*What you have to do:* The entries below are to be repeated verbatim, in full.

Source material START

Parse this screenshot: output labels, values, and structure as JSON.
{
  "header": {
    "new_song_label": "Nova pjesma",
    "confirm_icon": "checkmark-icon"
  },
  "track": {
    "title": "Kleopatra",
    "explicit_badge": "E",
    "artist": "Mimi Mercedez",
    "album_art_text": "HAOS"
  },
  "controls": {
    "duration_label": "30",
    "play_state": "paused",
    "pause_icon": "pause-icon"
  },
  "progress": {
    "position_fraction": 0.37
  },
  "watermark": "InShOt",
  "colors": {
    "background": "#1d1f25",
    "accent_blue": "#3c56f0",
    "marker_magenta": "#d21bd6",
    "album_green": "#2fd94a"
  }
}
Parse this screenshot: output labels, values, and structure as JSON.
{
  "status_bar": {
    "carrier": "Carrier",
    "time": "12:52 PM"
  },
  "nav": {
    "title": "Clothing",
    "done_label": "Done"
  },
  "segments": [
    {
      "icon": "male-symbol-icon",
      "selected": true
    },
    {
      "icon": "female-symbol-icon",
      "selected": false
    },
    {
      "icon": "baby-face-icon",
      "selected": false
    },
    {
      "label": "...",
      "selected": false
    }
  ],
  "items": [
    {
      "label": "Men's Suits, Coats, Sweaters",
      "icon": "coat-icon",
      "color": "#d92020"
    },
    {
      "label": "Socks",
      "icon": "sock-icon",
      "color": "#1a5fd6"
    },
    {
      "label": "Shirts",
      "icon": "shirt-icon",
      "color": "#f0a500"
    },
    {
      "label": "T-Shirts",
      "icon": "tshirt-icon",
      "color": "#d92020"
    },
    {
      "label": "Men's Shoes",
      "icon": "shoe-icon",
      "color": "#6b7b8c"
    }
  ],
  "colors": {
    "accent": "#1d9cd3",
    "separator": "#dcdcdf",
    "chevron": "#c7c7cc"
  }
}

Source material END

*Output of the exercise:*
Parse this screenshot: output labels, values, and structure as JSON.
{
  "header": {
    "new_song_label": "Nova pjesma",
    "confirm_icon": "checkmark-icon"
  },
  "track": {
    "title": "Kleopatra",
    "explicit_badge": "E",
    "artist": "Mimi Mercedez",
    "album_art_text": "HAOS"
  },
  "controls": {
    "duration_label": "30",
    "play_state": "paused",
    "pause_icon": "pause-icon"
  },
  "progress": {
    "position_fraction": 0.37
  },
  "watermark": "InShOt",
  "colors": {
    "background": "#1d1f25",
    "accent_blue": "#3c56f0",
    "marker_magenta": "#d21bd6",
    "album_green": "#2fd94a"
  }
}
Parse this screenshot: output labels, values, and structure as JSON.
{
  "status_bar": {
    "carrier": "Carrier",
    "time": "12:52 PM"
  },
  "nav": {
    "title": "Clothing",
    "done_label": "Done"
  },
  "segments": [
    {
      "icon": "male-symbol-icon",
      "selected": true
    },
    {
      "icon": "female-symbol-icon",
      "selected": false
    },
    {
      "icon": "baby-face-icon",
      "selected": false
    },
    {
      "label": "...",
      "selected": false
    }
  ],
  "items": [
    {
      "label": "Men's Suits, Coats, Sweaters",
      "icon": "coat-icon",
      "color": "#d92020"
    },
    {
      "label": "Socks",
      "icon": "sock-icon",
      "color": "#1a5fd6"
    },
    {
      "label": "Shirts",
      "icon": "shirt-icon",
      "color": "#f0a500"
    },
    {
      "label": "T-Shirts",
      "icon": "tshirt-icon",
      "color": "#d92020"
    },
    {
      "label": "Men's Shoes",
      "icon": "shoe-icon",
      "color": "#6b7b8c"
    }
  ],
  "colors": {
    "accent": "#1d9cd3",
    "separator": "#dcdcdf",
    "chevron": "#c7c7cc"
  }
}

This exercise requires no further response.